● **PROBLEM TO SOLVE**
Please give the data again in full, precisely as it is written.

:: EXERCISE MATERIAL ::

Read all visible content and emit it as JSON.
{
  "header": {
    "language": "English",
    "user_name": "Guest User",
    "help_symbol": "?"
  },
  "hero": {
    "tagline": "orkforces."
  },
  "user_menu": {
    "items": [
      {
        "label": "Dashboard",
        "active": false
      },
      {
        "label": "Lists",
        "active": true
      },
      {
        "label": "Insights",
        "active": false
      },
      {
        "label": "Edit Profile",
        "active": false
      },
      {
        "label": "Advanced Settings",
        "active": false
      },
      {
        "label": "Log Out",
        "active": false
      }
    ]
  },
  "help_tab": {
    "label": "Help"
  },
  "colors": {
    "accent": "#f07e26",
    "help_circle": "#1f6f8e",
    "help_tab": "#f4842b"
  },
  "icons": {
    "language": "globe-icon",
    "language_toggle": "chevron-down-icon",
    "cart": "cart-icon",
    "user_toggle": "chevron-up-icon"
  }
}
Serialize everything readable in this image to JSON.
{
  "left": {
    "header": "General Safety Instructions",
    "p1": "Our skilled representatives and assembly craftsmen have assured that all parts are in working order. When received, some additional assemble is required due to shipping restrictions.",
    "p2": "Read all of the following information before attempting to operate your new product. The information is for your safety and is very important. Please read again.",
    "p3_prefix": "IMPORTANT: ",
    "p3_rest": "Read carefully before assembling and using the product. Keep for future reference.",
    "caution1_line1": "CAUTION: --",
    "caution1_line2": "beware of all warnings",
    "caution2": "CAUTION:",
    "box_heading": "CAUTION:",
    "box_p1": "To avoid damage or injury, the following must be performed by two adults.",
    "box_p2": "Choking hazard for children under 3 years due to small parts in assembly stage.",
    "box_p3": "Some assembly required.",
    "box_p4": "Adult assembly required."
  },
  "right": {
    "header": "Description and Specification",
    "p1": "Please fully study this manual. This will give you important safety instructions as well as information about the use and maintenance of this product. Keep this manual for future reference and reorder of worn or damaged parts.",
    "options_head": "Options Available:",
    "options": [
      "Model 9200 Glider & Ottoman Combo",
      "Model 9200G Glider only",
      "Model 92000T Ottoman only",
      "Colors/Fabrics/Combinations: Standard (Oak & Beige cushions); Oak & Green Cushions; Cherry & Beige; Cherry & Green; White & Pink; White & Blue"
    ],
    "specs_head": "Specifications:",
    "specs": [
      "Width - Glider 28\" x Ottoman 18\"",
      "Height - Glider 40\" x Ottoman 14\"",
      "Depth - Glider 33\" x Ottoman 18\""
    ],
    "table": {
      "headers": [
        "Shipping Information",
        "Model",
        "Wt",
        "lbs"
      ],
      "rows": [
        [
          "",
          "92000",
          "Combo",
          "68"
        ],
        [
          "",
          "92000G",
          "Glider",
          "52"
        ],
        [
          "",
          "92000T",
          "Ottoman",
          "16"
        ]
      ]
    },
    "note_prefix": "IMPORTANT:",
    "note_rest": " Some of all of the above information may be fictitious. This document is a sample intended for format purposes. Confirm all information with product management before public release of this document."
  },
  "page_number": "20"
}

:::

● **SOLUTION TO THIS PROBLEM**
Read all visible content and emit it as JSON.
{
  "header": {
    "language": "English",
    "user_name": "Guest User",
    "help_symbol": "?"
  },
  "hero": {
    "tagline": "orkforces."
  },
  "user_menu": {
    "items": [
      {
        "label": "Dashboard",
        "active": false
      },
      {
        "label": "Lists",
        "active": true
      },
      {
        "label": "Insights",
        "active": false
      },
      {
        "label": "Edit Profile",
        "active": false
      },
      {
        "label": "Advanced Settings",
        "active": false
      },
      {
        "label": "Log Out",
        "active": false
      }
    ]
  },
  "help_tab": {
    "label": "Help"
  },
  "colors": {
    "accent": "#f07e26",
    "help_circle": "#1f6f8e",
    "help_tab": "#f4842b"
  },
  "icons": {
    "language": "globe-icon",
    "language_toggle": "chevron-down-icon",
    "cart": "cart-icon",
    "user_toggle": "chevron-up-icon"
  }
}
Serialize everything readable in this image to JSON.
{
  "left": {
    "header": "General Safety Instructions",
    "p1": "Our skilled representatives and assembly craftsmen have assured that all parts are in working order. When received, some additional assemble is required due to shipping restrictions.",
    "p2": "Read all of the following information before attempting to operate your new product. The information is for your safety and is very important. Please read again.",
    "p3_prefix": "IMPORTANT: ",
    "p3_rest": "Read carefully before assembling and using the product. Keep for future reference.",
    "caution1_line1": "CAUTION: --",
    "caution1_line2": "beware of all warnings",
    "caution2": "CAUTION:",
    "box_heading": "CAUTION:",
    "box_p1": "To avoid damage or injury, the following must be performed by two adults.",
    "box_p2": "Choking hazard for children under 3 years due to small parts in assembly stage.",
    "box_p3": "Some assembly required.",
    "box_p4": "Adult assembly required."
  },
  "right": {
    "header": "Description and Specification",
    "p1": "Please fully study this manual. This will give you important safety instructions as well as information about the use and maintenance of this product. Keep this manual for future reference and reorder of worn or damaged parts.",
    "options_head": "Options Available:",
    "options": [
      "Model 9200 Glider & Ottoman Combo",
      "Model 9200G Glider only",
      "Model 92000T Ottoman only",
      "Colors/Fabrics/Combinations: Standard (Oak & Beige cushions); Oak & Green Cushions; Cherry & Beige; Cherry & Green; White & Pink; White & Blue"
    ],
    "specs_head": "Specifications:",
    "specs": [
      "Width - Glider 28\" x Ottoman 18\"",
      "Height - Glider 40\" x Ottoman 14\"",
      "Depth - Glider 33\" x Ottoman 18\""
    ],
    "table": {
      "headers": [
        "Shipping Information",
        "Model",
        "Wt",
        "lbs"
      ],
      "rows": [
        [
          "",
          "92000",
          "Combo",
          "68"
        ],
        [
          "",
          "92000G",
          "Glider",
          "52"
        ],
        [
          "",
          "92000T",
          "Ottoman",
          "16"
        ]
      ]
    },
    "note_prefix": "IMPORTANT:",
    "note_rest": " Some of all of the above information may be fictitious. This document is a sample intended for format purposes. Confirm all information with product management before public release of this document."
  },
  "page_number": "20"
}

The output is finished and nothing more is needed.